## Supplied data

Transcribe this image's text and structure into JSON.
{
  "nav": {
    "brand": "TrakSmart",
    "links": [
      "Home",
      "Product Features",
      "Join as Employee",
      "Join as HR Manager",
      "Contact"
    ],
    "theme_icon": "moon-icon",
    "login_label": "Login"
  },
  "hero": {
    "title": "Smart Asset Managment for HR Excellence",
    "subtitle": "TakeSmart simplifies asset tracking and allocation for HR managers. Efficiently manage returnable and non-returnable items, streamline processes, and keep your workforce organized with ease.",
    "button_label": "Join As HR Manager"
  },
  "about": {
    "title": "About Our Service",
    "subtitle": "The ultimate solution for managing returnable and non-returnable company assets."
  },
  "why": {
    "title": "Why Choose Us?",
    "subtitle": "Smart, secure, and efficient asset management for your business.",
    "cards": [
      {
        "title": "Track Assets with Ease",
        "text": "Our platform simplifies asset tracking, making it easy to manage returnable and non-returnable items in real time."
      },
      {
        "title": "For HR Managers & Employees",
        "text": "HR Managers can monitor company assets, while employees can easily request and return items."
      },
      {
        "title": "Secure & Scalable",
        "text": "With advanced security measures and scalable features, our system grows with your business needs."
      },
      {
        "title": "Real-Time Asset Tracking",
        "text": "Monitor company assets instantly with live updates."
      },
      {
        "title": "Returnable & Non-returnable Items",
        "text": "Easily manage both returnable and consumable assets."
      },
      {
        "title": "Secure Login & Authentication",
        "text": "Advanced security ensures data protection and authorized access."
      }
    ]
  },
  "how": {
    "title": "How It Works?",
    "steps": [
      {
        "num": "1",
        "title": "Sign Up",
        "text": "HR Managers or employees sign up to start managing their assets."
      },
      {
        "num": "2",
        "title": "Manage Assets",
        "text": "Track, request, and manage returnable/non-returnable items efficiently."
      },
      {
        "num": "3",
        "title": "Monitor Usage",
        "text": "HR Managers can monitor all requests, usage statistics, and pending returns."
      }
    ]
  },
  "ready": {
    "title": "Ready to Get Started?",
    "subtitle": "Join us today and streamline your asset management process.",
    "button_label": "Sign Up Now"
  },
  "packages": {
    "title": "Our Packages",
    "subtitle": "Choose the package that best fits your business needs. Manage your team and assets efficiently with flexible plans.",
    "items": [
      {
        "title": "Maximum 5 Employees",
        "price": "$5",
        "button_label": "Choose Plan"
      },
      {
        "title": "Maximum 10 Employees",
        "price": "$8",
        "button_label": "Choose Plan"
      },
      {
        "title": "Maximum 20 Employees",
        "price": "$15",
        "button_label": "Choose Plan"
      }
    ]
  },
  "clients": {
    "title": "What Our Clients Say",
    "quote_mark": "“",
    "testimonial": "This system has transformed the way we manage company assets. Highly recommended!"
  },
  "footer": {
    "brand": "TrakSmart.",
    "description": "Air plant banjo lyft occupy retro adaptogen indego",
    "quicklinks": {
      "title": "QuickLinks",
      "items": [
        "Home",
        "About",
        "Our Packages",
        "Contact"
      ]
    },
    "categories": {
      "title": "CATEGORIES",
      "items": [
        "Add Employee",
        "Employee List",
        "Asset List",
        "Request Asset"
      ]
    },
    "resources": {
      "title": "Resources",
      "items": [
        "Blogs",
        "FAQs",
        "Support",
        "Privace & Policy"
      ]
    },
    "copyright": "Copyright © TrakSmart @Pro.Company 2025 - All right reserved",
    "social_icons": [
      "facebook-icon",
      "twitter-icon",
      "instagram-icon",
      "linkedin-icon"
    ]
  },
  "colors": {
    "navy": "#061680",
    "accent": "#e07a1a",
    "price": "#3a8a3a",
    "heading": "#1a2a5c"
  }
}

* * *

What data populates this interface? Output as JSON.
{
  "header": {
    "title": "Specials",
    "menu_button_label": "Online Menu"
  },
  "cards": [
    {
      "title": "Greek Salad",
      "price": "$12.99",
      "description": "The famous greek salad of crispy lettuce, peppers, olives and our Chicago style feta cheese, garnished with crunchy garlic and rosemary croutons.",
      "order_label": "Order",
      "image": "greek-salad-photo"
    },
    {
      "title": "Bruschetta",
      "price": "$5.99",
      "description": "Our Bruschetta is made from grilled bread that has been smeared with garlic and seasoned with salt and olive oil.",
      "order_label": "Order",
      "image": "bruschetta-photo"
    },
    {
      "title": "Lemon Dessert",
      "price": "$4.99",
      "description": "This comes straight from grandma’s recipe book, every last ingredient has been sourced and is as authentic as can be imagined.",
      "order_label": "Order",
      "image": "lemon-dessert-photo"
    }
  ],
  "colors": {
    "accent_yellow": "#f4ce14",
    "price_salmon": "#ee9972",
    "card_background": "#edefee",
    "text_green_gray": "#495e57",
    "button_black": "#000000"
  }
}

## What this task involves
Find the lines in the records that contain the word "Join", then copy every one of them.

## Response
      "Join as Employee",
      "Join as HR Manager",
    "button_label": "Join As HR Manager"
    "subtitle": "Join us today and streamline your asset management process.",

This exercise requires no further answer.